Carefully wrapped in nettles, it's gorgeous to look at - but it's better still to eat. Despite its slightly chalky, crumbly appearance, it's actually a smooth and creamy cheese. Buttery, tangy, earthy, and with a hint of the salty sea from the Cornish coast, it's subtle and extremely moreish. The baby pictured above came to me from the kind people at Lynher Dairies. Apparently, they're also offering heart-shaped truckles for Valentine's Day. If your lover is a cheese lover, then this is surely a perfect gift.
2. Chocolate, in (almost) any form
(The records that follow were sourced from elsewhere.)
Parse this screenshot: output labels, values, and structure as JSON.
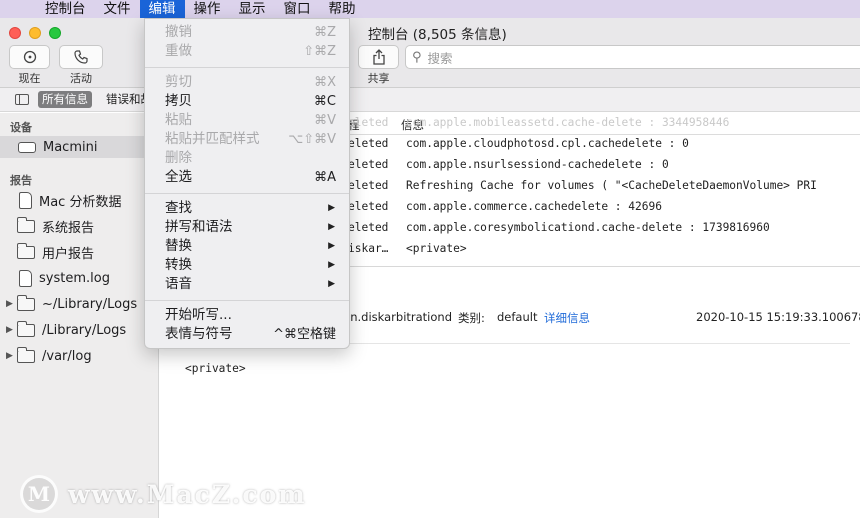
{
  "menubar": {
    "items": [
      {
        "label": "控制台"
      },
      {
        "label": "文件"
      },
      {
        "label": "编辑"
      },
      {
        "label": "操作"
      },
      {
        "label": "显示"
      },
      {
        "label": "窗口"
      },
      {
        "label": "帮助"
      }
    ],
    "active_index": 2
  },
  "window": {
    "title": "控制台 (8,505 条信息)"
  },
  "toolbar": {
    "now_label": "现在",
    "activity_label": "活动",
    "share_label": "共享",
    "search_placeholder": "搜索"
  },
  "filterbar": {
    "all_messages": "所有信息",
    "errors_partial": "错误和故"
  },
  "sidebar": {
    "devices_header": "设备",
    "device": "Macmini",
    "reports_header": "报告",
    "reports": [
      {
        "label": "Mac 分析数据",
        "icon": "document-icon"
      },
      {
        "label": "系统报告",
        "icon": "folder-icon"
      },
      {
        "label": "用户报告",
        "icon": "folder-icon"
      },
      {
        "label": "system.log",
        "icon": "document-icon"
      },
      {
        "label": "~/Library/Logs",
        "icon": "folder-icon",
        "expandable": true
      },
      {
        "label": "/Library/Logs",
        "icon": "folder-icon",
        "expandable": true
      },
      {
        "label": "/var/log",
        "icon": "folder-icon",
        "expandable": true
      }
    ]
  },
  "table": {
    "col_process": "程",
    "col_message": "信息",
    "rows": [
      {
        "c1": "eleted",
        "c2": "com.apple.mobileassetd.cache-delete : 3344958446",
        "faded": true
      },
      {
        "c1": "eleted",
        "c2": "com.apple.cloudphotosd.cpl.cachedelete : 0"
      },
      {
        "c1": "eleted",
        "c2": "com.apple.nsurlsessiond-cachedelete : 0"
      },
      {
        "c1": "eleted",
        "c2": "Refreshing Cache for volumes (     \"<CacheDeleteDaemonVolume> PRI"
      },
      {
        "c1": "eleted",
        "c2": "com.apple.commerce.cachedelete : 42696"
      },
      {
        "c1": "eleted",
        "c2": "com.apple.coresymbolicationd.cache-delete : 1739816960"
      },
      {
        "c1": "iskar…",
        "c2": "<private>"
      }
    ]
  },
  "detail": {
    "process": "ion.diskarbitrationd",
    "category_label": "类别:",
    "category_value": "default",
    "details_link": "详细信息",
    "timestamp": "2020-10-15 15:19:33.100678",
    "message": "<private>"
  },
  "edit_menu": {
    "groups": [
      [
        {
          "label": "撤销",
          "shortcut": "⌘Z",
          "disabled": true
        },
        {
          "label": "重做",
          "shortcut": "⇧⌘Z",
          "disabled": true
        }
      ],
      [
        {
          "label": "剪切",
          "shortcut": "⌘X",
          "disabled": true
        },
        {
          "label": "拷贝",
          "shortcut": "⌘C",
          "disabled": false
        },
        {
          "label": "粘贴",
          "shortcut": "⌘V",
          "disabled": true
        },
        {
          "label": "粘贴并匹配样式",
          "shortcut": "⌥⇧⌘V",
          "disabled": true
        },
        {
          "label": "删除",
          "shortcut": "",
          "disabled": true
        },
        {
          "label": "全选",
          "shortcut": "⌘A",
          "disabled": false
        }
      ],
      [
        {
          "label": "查找",
          "submenu": true
        },
        {
          "label": "拼写和语法",
          "submenu": true
        },
        {
          "label": "替换",
          "submenu": true
        },
        {
          "label": "转换",
          "submenu": true
        },
        {
          "label": "语音",
          "submenu": true
        }
      ],
      [
        {
          "label": "开始听写...",
          "shortcut": ""
        },
        {
          "label": "表情与符号",
          "shortcut": "^⌘空格键"
        }
      ]
    ]
  },
  "watermark": {
    "logo_letter": "M",
    "text": "www.MacZ.com"
  }
}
'Real' chocolate has been my big discovery of the past few years. As a child, I was never into all those sickly Cadbury and other confections, and so never really ate much chocolate. Easter eggs would go untouched. Christmas tins would go unopened. Chocolate cakes, however, and some chocolate biscuits, were a different matter altogether. And now I understand why. It's all in the cocoa. Cakes were made with the real stuff, whereas the chocolates of my childhood were not.
Now my life is happily punctuated with real chocolate, and London, even more happily for me, is studded with some truly great British chocolatiers. Paul A Young, Demarquette, L'Artisan du Chocolat, Melt, Damian Allsop... I salute you all. And a special mention must go the Mother of them all, Rococo, and its founder, Chantal Coady. I've got messy in the Motcomb Street kitchen and learnt a tremendous amount over the last two years about all things cocoa from Chantal and 'Prof Choc', Laurent Couchaux - from the secrets of ganache-making through how to make a perfect mousse to how to taste chocolate properly.
But while my stash of real chocolate is a relative novelty, my love of chocolate biscuits, cakes, and desserts still thrives. Last week, I made a batch of deeply dark, all-chocolate chewy, fudgy cookies. With a glass (or mug, in my case) of cold milk, they are one of my life's simple but indulgent pleasures.
3. Eating out
Let's get a few things straight. I love cooking, and I cook a LOT. Most of it is functional, and goes largely unblogged - the evening meal - but I enjoy it no less for that. But - and it's a big but - I do also love eating out from time to time. Whether it's being cooked for by friends or eating at a restaurant, it's all good as far as I'm concerned.
Eating in restaurants does, of course, lend itself to a special kind of expectation. I'm fascinated and awed by what some chefs come up with, and my tastebuds revel in trying something new. I usually make a point of ordering things I can't readily get hold of, have never eaten before, or know I'll never make in a month of Sundays. Sometimes expectations are sorely disappointed; sometimes they're spectacularly exceeded. For me, it's all part of the adventure.
At the very tail end of last summer, I was lucky enough to visit Pierre Koffman's 'pop-up' restaurant. From start to finish, the meal was superb, and the experience will live long in my memory. Last week, I received this through the post:
A menu from the night, signed by the great man himself! I was, and still am, ridiculously chuffed. Claire, his partner, had been as good as her word. She took a note of my name on the night and promised she'd get Pierre to sign a menu for me. Weeks and months passed. Nothing. I wasn't unduly disappointed - I still had the memories of one of my great dining experiences, and Koffmann is, after all, a tremendously busy man. How could I possibly be disappointed?
Now, though, that memory is forever signed and sealed. I'll be framing it and putting it somewhere that I can see it every day. The autograph thrills me, the cartoon amuses me, and the menu serves as inspiration and a reminder of a truly great meal and experience. I couldn't ask for more.
And that's what food is all about, isn't it? Fun, experiences, memories.
What will my next 100 posts bring? I have no idea. But I can guarantee you there's a lot more fun, experiences, and memories still to pass this way.